Historic Roswell Beautification Project


By Ryan Pernice

WE CAN ALL AGREE THAT Roswell’s Historic District (HD) is a gem in North Fulton. Stretching from the Chattahoochee River to Woodstock Street, the HD is a point of pride for residents and a point of interest for visitors. 

A young civic group, the Historic Roswell Beautification Project (HRBP), made it a mission to enhance the vibrancy and appeal of our downtown by combining public and private resources.  How did this initiative blossom (pun intended)?

Renee Shirley, a Roswell resident with some close connections to several business owners in the HD, personally planted a seed in minds of like-minded citizens. She then fertilized this idea, galvanizing them to brainstorm actions they could take to enhance and beautify the streetscapes in downtown Roswell. 

There’s no question in anyone’s mind the riverfront, Roswell Square, and Canton Street provide great “bones” for this community; however, this small group of motivated individuals felt there needed to be more attention to the surface details, which can sometimes be overlooked when we are only seeing the big picture. 

They noticed there had not been any focus on or substantial improvements made to the “curb appeal” of this area in many years. We take great care to encourage families, visitors and new enterprises to choose Roswell, but had we neglected to heed what any realtor would instruct - that great curb appeal will be what gets them to take that first look?

It wasn’t long before this group of local business owners and historic district residents discovered they were on to something and decided to call their coalition the Historic Roswell Beautification Project (HRBP). Its initial priority was to begin crafting a vision for a brighter, more colorful and welcoming historic district.  That was 12 months ago.

Have you noticed those hanging flower pots along Canton Street? Does the Roswell Square and Canton Street seem brighter?  What about the shiny sidewalks through the Heart of Roswell Park and the Roswell Square? Are they more inviting, beckoning you more persuasively lately to come outside for a stroll? Each of these seemingly insignificant improvements are projects of the HRBP and their tireless leader, Renee.  

Each project was intentionally collaborative, engaging Roswell residents, local businesses and the City in its execution - a true private / public solution to achieve a community objective. The HRBP worked with Lawn South and the City of Roswell to coordinate planting colorful flowers in all of the hanging baskets for streetlamps along public right-of-ways. The HRBP and their partners pressure washed sidewalks, weeded pathways, and laid paving stones in overgrown bare stretches of dirt. 

Caldwell Tree Care “limbed-up” the trees in the parks and those along Canton Street, opening the tree canopy and allowing the street lamps’ golden lights to glow more proudly. Lawn South and Caldwell Tree Care donated a lot of their own time and their own resources to these efforts. When I expressed my personal gratitude, their simple words told me - and their humble attitudes implied, “We live here, too.” And that was that. 
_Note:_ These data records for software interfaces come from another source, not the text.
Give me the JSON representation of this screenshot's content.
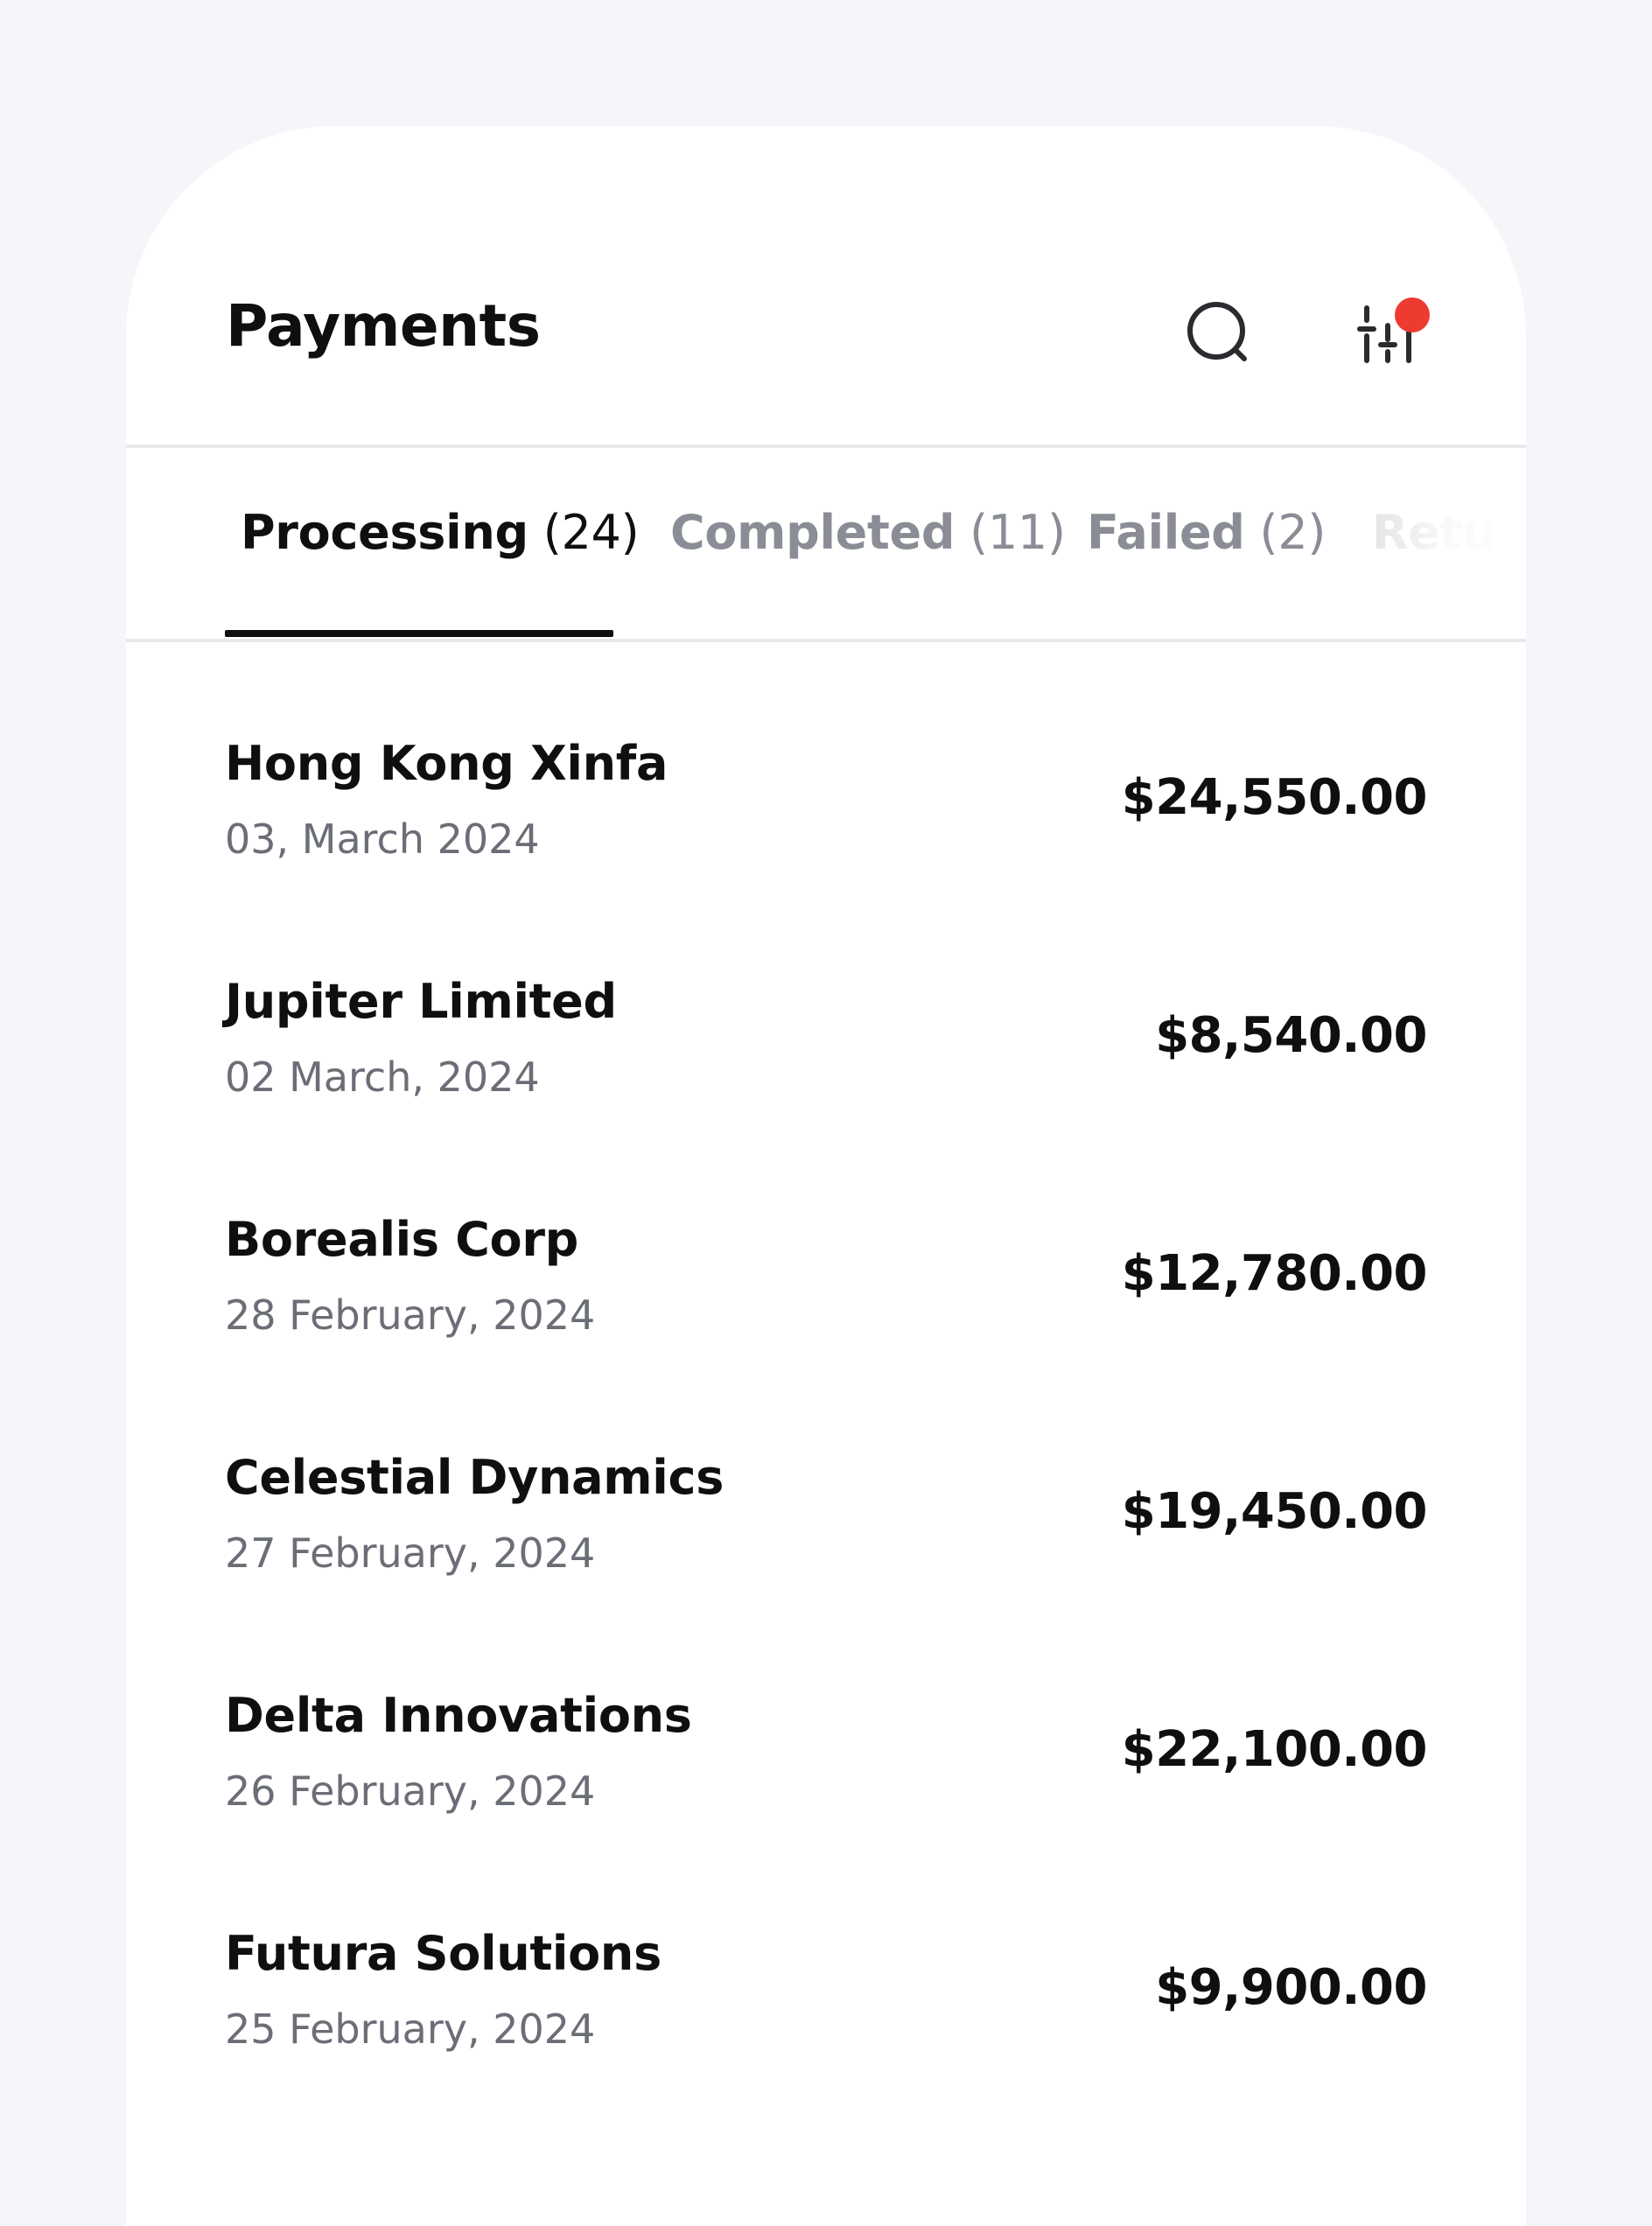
{
  "header": {
    "title": "Payments",
    "search_icon": "search-icon",
    "filter_icon": "sliders-icon",
    "notification_color": "#ee3b2f"
  },
  "tabs": [
    {
      "label": "Processing",
      "count": "(24)",
      "active": true
    },
    {
      "label": "Completed",
      "count": "(11)",
      "active": false
    },
    {
      "label": "Failed",
      "count": "(2)",
      "active": false
    },
    {
      "label": "Retu",
      "count": "",
      "active": false
    }
  ],
  "payments": [
    {
      "name": "Hong Kong Xinfa",
      "date": "03, March 2024",
      "amount": "$24,550.00"
    },
    {
      "name": "Jupiter Limited",
      "date": "02 March, 2024",
      "amount": "$8,540.00"
    },
    {
      "name": "Borealis Corp",
      "date": "28 February, 2024",
      "amount": "$12,780.00"
    },
    {
      "name": "Celestial Dynamics",
      "date": "27 February, 2024",
      "amount": "$19,450.00"
    },
    {
      "name": "Delta Innovations",
      "date": "26 February, 2024",
      "amount": "$22,100.00"
    },
    {
      "name": "Futura Solutions",
      "date": "25 February, 2024",
      "amount": "$9,900.00"
    }
  ],
  "colors": {
    "background": "#f5f6f9",
    "card": "#ffffff",
    "text_primary": "#0f0f10",
    "text_secondary": "#6b6e76",
    "tab_inactive": "#8a8d95",
    "accent_dot": "#ee3b2f"
  }
}
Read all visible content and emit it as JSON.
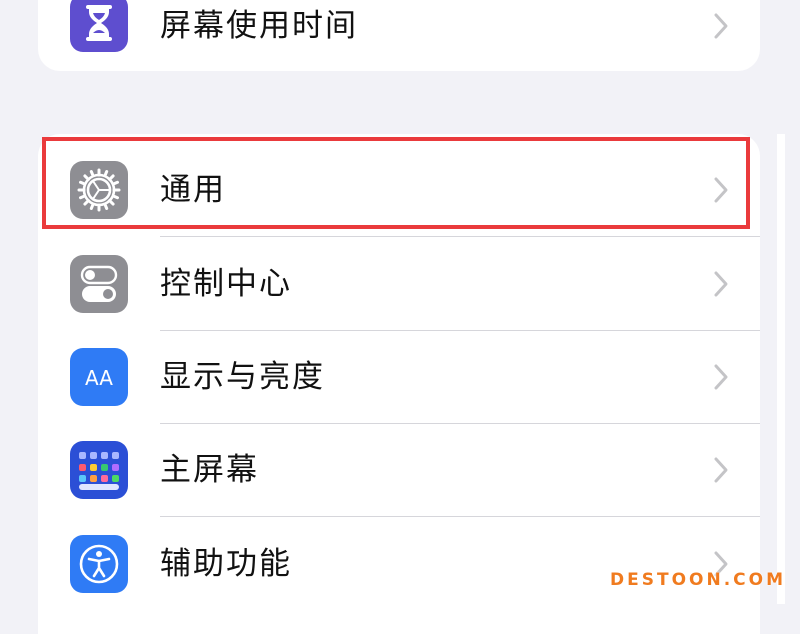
{
  "settings_groups": [
    {
      "rows": [
        {
          "label": "屏幕使用时间",
          "icon": "hourglass-icon",
          "icon_color": "#5e4ecf"
        }
      ]
    },
    {
      "rows": [
        {
          "label": "通用",
          "icon": "gear-icon",
          "icon_color": "#8e8e93",
          "highlighted": true
        },
        {
          "label": "控制中心",
          "icon": "toggles-icon",
          "icon_color": "#8e8e93"
        },
        {
          "label": "显示与亮度",
          "icon": "text-size-icon",
          "icon_color": "#2f7bf5",
          "icon_text": "AA"
        },
        {
          "label": "主屏幕",
          "icon": "home-screen-grid-icon",
          "icon_color": "#2b4fd6"
        },
        {
          "label": "辅助功能",
          "icon": "accessibility-icon",
          "icon_color": "#2f7bf5"
        }
      ]
    }
  ],
  "highlight_color": "#ea3a3c",
  "watermark": "DESTOON.COM",
  "watermark_color": "#f07b1f"
}
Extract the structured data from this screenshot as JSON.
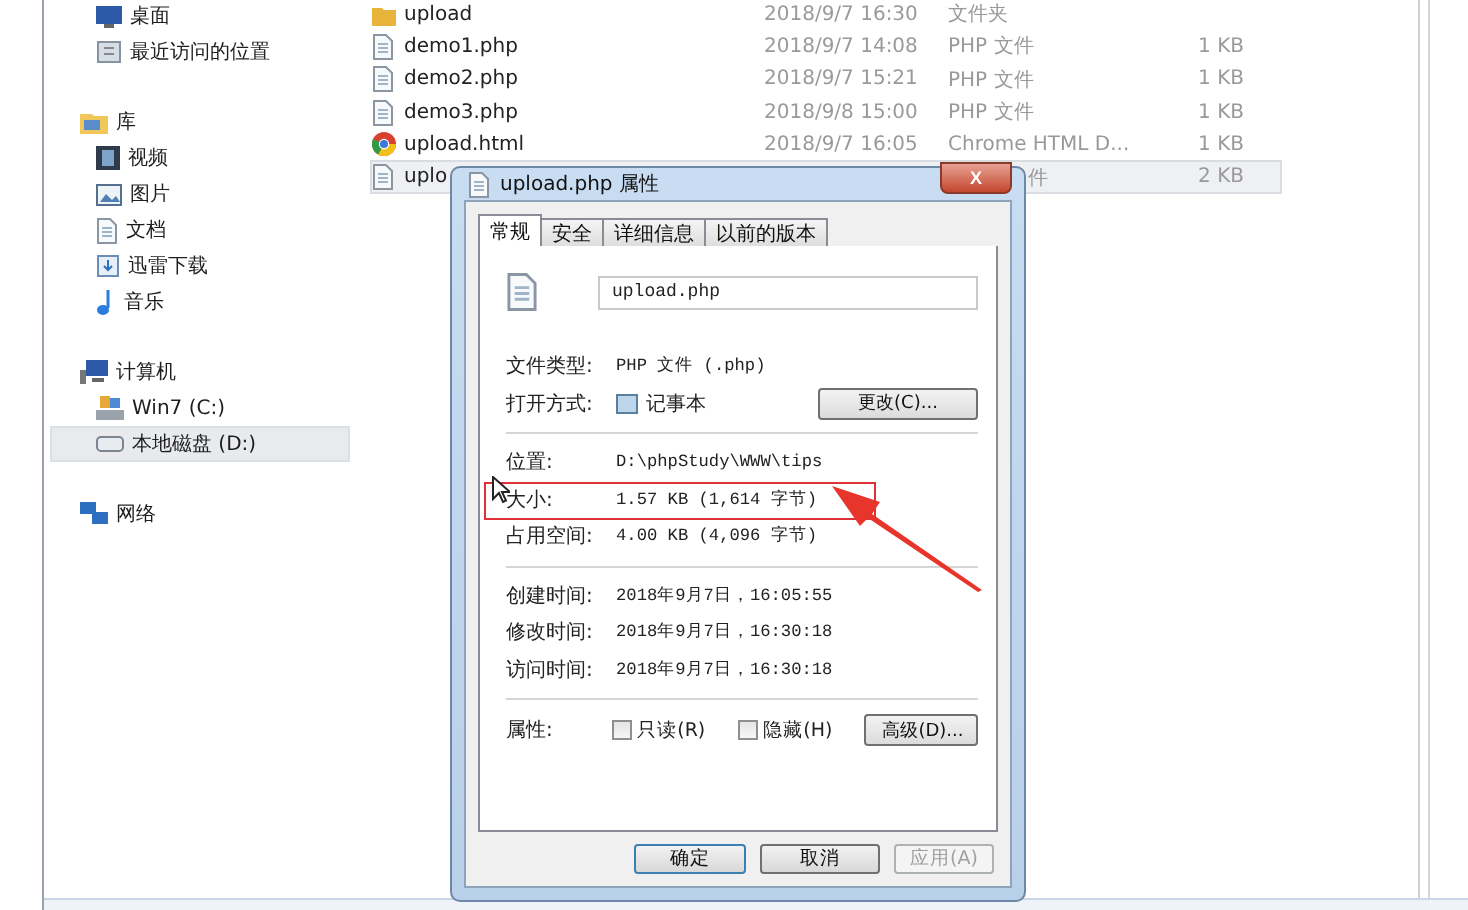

There is always more we can do. Renee and the HRBP won’t rest on any laurels. There are plans for street planters - large and small; a tree lighting at the Roswell Square; more appealing curb improvements; cigarette disposal posts; more trash recepticles and some bench refurbishments. Anyone with a smile is welcome to join the great folks of the HRBP and take part polishing the varnish which had begun to dull Roswell’s shine. If you can’t join the HRBP at this time, please do take notice of these changes and be sure to thank the individuals and businesses who work behind the scenes so we can all enjoy and appreciate where we make our homes and livelihoods. 

Simple beautification measures like these don’t just “happen.” We make them happen. And then we watch as visitors interpret these efforts as evidence of our City tagline, “Modern Spirit. Southern Soul.”

As the HRBP prepares for the busy Spring planting season, it’s hoping more residents will be inspired to join them. Donations are always needed, as well, as it is a 100% volunteer organization. And, the next time you and your family, colleagues or friends are strolling down Canton Street or enjoying the the central parks, you can feel a little pride knowing you were part of something BEAUTIFUL.